*Data section:*
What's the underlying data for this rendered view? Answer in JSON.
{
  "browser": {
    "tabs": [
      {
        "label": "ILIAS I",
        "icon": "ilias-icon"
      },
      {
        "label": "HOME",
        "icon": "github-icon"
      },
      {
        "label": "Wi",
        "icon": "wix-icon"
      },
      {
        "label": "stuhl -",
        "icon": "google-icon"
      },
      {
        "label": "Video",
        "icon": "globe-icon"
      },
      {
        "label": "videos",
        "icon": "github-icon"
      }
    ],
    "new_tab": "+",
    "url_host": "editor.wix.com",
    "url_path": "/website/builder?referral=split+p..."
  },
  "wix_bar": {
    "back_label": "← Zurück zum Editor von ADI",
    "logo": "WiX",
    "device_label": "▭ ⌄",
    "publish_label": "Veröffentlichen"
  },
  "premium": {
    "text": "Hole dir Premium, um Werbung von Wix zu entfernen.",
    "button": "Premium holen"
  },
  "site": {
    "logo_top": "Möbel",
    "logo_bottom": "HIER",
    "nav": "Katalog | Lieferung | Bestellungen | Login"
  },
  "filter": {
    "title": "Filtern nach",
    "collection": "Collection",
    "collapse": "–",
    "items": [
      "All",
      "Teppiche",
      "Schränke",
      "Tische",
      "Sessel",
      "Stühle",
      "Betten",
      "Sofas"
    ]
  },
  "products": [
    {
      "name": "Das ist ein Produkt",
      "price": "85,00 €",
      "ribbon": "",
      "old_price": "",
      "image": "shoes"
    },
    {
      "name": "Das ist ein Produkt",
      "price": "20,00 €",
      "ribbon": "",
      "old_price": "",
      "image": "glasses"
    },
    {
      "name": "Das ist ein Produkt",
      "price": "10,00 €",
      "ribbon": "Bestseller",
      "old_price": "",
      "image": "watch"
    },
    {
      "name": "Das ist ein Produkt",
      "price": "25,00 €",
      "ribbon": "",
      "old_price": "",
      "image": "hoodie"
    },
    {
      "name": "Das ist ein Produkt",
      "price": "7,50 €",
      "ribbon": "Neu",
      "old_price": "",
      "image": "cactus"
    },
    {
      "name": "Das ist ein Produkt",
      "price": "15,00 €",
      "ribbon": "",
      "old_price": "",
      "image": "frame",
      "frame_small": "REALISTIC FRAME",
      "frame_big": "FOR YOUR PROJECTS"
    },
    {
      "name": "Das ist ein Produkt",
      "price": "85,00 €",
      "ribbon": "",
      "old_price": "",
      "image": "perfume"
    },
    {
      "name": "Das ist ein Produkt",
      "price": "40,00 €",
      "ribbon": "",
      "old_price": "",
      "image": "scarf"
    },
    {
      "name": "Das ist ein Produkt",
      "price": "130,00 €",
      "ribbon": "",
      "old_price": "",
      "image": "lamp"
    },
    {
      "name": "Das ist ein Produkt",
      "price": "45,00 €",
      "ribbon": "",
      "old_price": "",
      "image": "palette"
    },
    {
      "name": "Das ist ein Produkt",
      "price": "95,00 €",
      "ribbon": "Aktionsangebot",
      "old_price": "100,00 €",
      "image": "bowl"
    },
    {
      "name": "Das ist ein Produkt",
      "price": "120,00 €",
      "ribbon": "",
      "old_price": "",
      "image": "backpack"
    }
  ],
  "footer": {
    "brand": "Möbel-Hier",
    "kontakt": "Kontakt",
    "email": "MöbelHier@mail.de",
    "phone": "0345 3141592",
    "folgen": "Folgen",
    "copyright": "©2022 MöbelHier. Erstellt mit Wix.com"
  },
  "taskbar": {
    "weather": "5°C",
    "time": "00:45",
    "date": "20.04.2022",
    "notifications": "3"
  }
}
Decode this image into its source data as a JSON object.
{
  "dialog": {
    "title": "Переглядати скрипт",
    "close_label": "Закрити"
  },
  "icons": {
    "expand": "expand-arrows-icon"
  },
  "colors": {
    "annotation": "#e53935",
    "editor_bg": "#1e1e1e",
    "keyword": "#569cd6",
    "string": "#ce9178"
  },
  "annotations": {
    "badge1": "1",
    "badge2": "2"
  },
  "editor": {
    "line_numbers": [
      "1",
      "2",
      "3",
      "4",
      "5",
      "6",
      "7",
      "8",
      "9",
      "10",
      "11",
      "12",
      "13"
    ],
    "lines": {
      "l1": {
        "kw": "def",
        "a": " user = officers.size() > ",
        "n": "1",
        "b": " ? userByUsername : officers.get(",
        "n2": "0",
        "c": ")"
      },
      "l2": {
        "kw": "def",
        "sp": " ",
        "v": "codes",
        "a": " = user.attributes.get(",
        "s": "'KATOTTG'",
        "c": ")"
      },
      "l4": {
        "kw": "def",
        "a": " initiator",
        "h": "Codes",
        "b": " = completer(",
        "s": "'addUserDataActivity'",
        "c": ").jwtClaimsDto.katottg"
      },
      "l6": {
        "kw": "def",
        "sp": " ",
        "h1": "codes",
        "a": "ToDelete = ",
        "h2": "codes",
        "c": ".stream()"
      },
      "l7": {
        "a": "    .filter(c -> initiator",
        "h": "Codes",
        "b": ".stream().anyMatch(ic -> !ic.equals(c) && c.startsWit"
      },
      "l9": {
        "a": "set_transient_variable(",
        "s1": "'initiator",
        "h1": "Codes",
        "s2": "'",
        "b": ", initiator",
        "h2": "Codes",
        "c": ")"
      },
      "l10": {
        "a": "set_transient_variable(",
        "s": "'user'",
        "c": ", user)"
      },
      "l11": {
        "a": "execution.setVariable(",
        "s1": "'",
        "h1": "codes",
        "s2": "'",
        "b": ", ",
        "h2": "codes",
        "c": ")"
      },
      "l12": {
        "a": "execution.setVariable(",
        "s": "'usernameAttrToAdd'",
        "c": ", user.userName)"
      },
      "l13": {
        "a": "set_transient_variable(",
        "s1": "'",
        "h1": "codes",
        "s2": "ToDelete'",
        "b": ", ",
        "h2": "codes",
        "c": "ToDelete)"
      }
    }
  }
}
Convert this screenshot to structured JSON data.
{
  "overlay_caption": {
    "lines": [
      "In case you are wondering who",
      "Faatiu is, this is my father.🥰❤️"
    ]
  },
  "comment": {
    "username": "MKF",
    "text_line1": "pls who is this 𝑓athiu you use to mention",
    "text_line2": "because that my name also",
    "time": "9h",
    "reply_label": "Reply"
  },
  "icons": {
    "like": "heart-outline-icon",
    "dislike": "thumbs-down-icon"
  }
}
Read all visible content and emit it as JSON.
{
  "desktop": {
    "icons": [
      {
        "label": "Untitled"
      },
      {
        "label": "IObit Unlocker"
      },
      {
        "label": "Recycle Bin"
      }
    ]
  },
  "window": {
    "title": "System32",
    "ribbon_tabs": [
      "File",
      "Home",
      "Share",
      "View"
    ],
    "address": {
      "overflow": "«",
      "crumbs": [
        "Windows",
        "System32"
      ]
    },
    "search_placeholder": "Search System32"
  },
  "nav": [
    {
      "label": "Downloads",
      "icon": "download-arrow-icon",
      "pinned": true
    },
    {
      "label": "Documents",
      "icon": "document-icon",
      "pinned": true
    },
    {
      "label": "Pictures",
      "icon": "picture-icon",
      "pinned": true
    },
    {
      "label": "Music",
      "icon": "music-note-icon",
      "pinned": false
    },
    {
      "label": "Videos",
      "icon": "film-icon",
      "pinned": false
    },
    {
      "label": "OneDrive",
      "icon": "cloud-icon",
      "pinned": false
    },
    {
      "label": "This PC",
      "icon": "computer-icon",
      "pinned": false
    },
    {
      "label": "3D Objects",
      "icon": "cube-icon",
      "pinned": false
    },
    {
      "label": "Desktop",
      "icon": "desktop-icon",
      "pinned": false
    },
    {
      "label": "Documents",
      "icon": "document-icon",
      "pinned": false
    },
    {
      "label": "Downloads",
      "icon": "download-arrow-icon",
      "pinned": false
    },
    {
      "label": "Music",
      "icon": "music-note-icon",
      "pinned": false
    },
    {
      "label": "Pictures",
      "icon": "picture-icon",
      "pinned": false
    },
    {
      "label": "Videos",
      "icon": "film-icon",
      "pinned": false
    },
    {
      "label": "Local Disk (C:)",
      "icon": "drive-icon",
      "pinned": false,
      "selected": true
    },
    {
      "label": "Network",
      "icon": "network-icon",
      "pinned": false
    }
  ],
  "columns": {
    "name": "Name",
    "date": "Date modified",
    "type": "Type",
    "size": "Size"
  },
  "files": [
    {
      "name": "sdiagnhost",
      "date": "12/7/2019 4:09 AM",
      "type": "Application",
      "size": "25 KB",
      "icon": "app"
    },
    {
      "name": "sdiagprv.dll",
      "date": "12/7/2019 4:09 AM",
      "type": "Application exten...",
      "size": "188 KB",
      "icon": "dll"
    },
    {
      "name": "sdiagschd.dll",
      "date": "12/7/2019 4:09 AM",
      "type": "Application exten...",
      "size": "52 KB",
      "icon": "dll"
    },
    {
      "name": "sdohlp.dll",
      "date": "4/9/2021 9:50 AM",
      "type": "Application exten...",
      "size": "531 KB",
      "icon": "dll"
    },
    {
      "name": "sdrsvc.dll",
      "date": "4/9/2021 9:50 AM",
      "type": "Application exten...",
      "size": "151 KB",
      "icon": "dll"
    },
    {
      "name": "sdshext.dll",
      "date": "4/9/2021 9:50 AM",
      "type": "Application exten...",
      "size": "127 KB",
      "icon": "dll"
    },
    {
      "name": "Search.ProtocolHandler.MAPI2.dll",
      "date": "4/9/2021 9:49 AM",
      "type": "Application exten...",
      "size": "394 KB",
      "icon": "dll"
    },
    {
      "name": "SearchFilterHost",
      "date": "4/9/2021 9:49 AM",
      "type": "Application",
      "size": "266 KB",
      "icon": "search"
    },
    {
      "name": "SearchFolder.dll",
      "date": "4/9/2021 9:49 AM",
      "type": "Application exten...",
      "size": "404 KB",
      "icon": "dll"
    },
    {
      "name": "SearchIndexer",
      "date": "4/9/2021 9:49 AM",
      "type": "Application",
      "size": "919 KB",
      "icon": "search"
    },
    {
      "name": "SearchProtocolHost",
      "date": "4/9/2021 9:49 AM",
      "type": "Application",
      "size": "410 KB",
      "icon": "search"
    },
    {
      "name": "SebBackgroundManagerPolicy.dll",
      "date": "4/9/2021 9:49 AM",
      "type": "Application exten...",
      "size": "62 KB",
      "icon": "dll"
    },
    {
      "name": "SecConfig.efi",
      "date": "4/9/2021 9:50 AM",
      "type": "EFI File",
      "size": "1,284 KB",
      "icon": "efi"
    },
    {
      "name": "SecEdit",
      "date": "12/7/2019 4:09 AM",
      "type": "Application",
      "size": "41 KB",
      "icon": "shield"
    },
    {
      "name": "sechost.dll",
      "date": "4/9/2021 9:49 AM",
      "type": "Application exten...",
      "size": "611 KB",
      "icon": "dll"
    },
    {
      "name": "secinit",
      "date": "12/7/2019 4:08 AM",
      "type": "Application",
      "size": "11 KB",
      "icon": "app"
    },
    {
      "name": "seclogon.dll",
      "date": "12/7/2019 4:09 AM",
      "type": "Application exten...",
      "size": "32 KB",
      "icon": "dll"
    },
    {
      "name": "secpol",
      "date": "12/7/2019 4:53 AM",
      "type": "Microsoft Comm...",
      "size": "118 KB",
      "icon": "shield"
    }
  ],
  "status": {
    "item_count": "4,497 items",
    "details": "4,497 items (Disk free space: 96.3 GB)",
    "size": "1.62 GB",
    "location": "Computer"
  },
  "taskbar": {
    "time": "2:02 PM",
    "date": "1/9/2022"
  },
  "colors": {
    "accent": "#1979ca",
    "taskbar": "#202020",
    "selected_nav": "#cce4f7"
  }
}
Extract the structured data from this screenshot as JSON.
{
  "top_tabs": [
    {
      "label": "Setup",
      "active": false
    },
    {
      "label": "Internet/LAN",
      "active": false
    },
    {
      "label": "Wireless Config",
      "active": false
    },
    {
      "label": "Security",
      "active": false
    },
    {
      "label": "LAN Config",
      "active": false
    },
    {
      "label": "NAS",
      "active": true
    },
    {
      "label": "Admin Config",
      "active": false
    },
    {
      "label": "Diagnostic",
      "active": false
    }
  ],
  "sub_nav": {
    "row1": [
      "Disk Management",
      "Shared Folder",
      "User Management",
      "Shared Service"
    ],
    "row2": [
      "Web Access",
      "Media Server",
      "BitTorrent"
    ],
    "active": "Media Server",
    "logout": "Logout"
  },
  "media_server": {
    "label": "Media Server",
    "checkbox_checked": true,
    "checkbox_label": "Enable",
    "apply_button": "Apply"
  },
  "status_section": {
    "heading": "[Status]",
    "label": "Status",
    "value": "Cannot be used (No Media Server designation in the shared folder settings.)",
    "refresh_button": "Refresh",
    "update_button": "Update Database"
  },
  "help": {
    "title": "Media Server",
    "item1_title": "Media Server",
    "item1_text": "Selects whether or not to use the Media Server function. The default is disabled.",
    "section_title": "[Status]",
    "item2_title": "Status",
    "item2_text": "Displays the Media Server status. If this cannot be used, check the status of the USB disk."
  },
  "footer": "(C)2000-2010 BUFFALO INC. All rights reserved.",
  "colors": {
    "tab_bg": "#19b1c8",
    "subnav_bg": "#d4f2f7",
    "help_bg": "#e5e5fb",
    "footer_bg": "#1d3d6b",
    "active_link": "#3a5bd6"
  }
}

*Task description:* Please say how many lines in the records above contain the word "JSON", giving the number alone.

*The completed task:* 5